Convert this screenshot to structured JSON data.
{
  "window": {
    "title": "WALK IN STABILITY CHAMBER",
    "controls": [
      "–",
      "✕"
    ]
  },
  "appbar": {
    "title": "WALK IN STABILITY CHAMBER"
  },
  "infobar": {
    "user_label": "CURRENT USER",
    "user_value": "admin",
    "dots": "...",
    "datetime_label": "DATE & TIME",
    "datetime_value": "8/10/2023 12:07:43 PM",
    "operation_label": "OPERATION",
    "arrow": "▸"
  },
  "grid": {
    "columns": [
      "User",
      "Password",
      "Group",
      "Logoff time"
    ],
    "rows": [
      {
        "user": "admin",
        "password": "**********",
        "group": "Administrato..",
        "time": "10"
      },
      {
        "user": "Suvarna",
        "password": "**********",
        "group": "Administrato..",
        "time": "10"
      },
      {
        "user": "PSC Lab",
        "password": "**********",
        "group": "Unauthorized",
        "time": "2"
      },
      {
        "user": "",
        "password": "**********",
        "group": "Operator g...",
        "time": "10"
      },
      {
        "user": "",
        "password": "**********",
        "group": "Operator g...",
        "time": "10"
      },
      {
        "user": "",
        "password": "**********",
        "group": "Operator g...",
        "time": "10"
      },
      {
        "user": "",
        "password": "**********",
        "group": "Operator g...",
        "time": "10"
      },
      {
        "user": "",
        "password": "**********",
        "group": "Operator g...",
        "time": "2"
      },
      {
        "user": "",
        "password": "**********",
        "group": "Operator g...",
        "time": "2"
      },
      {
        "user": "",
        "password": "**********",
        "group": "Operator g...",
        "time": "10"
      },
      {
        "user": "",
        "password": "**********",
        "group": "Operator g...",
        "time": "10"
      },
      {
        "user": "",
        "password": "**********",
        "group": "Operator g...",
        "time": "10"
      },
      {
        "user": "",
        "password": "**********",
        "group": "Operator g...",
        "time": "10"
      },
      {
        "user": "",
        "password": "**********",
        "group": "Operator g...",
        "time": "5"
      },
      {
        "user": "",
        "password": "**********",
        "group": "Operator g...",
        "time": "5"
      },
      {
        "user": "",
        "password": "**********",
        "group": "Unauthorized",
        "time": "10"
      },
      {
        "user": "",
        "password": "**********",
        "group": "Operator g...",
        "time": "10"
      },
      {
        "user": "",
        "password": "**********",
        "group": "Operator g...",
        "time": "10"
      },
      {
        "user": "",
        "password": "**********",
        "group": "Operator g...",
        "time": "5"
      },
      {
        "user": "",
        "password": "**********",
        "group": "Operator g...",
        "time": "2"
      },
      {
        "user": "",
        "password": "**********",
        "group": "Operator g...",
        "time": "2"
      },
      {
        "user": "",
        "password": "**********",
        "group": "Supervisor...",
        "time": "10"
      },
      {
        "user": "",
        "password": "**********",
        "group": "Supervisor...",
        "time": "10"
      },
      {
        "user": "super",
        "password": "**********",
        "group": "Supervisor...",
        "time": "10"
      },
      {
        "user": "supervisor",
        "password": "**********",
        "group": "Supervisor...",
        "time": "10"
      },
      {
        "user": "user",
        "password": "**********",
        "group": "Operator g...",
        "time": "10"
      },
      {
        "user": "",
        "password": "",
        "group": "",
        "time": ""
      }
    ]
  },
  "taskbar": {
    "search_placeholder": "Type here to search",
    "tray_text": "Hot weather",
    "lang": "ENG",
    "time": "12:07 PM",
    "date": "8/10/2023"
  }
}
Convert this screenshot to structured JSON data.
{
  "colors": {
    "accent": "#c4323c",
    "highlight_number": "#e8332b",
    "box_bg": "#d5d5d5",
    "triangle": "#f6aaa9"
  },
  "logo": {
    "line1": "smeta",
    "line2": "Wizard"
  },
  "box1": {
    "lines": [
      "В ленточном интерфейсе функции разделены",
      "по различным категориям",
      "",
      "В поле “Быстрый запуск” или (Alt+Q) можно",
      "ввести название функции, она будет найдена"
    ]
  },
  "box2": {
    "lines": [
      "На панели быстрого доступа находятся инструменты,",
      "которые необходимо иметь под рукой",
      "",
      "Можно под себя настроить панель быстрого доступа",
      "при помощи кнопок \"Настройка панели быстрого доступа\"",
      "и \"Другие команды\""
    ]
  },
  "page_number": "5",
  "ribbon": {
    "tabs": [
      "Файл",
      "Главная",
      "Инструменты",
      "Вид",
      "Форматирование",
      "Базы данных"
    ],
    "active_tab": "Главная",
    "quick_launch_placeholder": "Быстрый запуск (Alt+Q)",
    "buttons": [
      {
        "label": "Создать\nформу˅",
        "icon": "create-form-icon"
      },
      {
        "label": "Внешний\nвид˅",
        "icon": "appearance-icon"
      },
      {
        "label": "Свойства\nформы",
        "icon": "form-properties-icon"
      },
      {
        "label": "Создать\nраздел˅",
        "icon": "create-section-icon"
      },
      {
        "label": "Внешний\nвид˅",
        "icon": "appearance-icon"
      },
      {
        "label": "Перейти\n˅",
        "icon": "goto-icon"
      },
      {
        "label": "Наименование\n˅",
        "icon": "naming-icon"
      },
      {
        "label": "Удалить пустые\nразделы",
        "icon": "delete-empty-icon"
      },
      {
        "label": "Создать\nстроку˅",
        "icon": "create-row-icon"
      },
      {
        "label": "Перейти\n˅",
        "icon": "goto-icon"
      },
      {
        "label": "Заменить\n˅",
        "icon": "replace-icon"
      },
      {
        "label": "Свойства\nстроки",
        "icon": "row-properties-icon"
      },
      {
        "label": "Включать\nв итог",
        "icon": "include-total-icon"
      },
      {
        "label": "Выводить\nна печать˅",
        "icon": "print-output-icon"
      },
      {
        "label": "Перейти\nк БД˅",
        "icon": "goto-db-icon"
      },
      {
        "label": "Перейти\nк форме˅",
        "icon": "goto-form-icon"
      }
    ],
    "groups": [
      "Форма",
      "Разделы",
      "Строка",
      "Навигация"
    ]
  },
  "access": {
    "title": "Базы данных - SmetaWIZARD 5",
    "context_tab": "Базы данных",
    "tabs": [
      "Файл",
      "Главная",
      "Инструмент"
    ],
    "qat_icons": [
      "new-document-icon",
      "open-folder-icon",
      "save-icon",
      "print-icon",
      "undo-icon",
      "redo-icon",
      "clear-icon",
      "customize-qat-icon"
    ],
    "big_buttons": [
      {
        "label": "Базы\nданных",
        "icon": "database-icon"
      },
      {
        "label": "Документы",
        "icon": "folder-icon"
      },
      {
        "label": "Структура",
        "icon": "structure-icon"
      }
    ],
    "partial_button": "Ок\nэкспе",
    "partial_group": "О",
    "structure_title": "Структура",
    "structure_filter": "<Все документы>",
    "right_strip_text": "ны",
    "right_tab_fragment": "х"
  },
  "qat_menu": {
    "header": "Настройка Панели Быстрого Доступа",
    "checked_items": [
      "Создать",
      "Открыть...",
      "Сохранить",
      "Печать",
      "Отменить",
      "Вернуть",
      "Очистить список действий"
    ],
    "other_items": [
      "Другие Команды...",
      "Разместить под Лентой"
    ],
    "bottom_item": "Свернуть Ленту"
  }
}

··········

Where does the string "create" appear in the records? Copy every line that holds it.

        "icon": "create-form-icon"
        "icon": "create-section-icon"
        "icon": "create-row-icon"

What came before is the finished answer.